If your vehicle has never been titled or registered in Texas, you’ll need to provide a Law Enforcement Identification Number Inspection form, also known as a VTR-68-A form. This form can only be given to you by an auto theft investigator officer, who will be conducting a vehicle identification number inspection on your vehicle. You can contact your local law enforcement authorities to determine when and where these inspections are done, as the Texas DMV does not provide them.
You’ll provide your Application for a Texas Title and/or Registration form, your official Texas certificate of title bond, and all other application materials listed in step 3. If you have a commercial vehicle or truck, you’ll also need to provide a weight certificate. Imported vehicles must have documents that indicate the vehicle was properly imported and is compliant or exempt from federal safety regulations.
You can submit your application to your local DMV in person or by mail.

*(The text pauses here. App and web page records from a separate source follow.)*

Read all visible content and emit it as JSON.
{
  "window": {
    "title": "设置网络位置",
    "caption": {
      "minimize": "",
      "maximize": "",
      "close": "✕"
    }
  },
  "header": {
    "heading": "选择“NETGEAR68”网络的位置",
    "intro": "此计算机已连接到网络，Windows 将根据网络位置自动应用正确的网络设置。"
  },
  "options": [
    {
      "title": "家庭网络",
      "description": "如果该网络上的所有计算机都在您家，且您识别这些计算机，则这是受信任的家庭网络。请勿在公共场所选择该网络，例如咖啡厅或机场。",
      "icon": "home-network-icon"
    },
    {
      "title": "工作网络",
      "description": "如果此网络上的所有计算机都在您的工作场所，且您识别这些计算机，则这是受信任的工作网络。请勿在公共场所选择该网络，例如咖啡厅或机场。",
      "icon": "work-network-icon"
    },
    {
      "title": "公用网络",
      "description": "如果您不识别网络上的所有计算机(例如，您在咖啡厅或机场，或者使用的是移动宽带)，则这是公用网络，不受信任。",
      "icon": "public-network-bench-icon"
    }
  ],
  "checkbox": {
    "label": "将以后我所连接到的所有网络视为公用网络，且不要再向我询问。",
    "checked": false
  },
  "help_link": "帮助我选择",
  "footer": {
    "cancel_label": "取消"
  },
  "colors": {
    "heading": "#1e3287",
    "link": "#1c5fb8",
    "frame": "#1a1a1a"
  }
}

You have 30 days within the issuance of your surety bond to submit all your bonded title application materials to your local county tag office. If it is not submitted within the allotted time, your county tax office will not accept your application or surety bond. Since the Texas bonded title works the same as the original title, you now have proof of ownership for your vehicle. A bonded title is effective for 3 years, and at the end of that time will replace the vehicle’s original title.
Texas requires residents to purchase a surety bond as part of the application process to obtain a bonded title. The bond ensures that the rightful vehicle owner will not suffer a financial loss if the title applicant is seeking to obtain the title fraudulently. If the title applicant is engaging in fraud, then the rightful vehicle owner can file a claim against the bond and receive compensation up to the full amount of the bond. In short, the bond acts as a safeguard against people attempting to obtain ownership of a vehicle through unethical means.
Texas statute 501.053 dictates that the bond amount must be equal to one and a half times the vehicle’s vehicle. To determine the vehicle’s value, the Department of Motor Vehicles will either use the Standard Presumptive Value (SPV) from its website or utilize the National Automobile Dealers Association (NADA) appraisal guide. If no value is available through either SPV or NADA, title applicants may have their vehicle appraised by a licensed auto dealer or insurance adjuster. The appraisal must be completed on this form.
We do not conduct a credit check for bonds that are less than $25,000. At limits over $25,000, we will review your standing to determine the qualification and rates for the bond.
The Texas Lost Title Bond costs either $100 or 1.5% of the bond amount, whichever is greater (rates may vary for bonds greater than $25,000).
The Texas Department of Motor Vehicles requires title applicants to purchase a surety bond if the applicant cannot present the department with tangible proof that they own the vehicle and are unable to contact the vehicle’s previous owner. Lost title bonds are typically required for the following reasons:
In Texas, bonded title applicants should submit the completed bond form, including the power of attorney, to their local DMV office. The Texas Lost Title Surety Bond requires signatures from both the surety company that issues the bond and the bonded title applicant. The surety company should include the following information on the bond form:
Texas requires all motor vehicle owners to purchase auto insurance with the following minimum limits:
Bonded title applicants must purchase and maintain a surety bond in an amount equal to one and a half times the vehicle’s value.
To avoid claims against their bond, bonded title applicants in Texas must ensure that they are the rightful owners of the motor vehicle.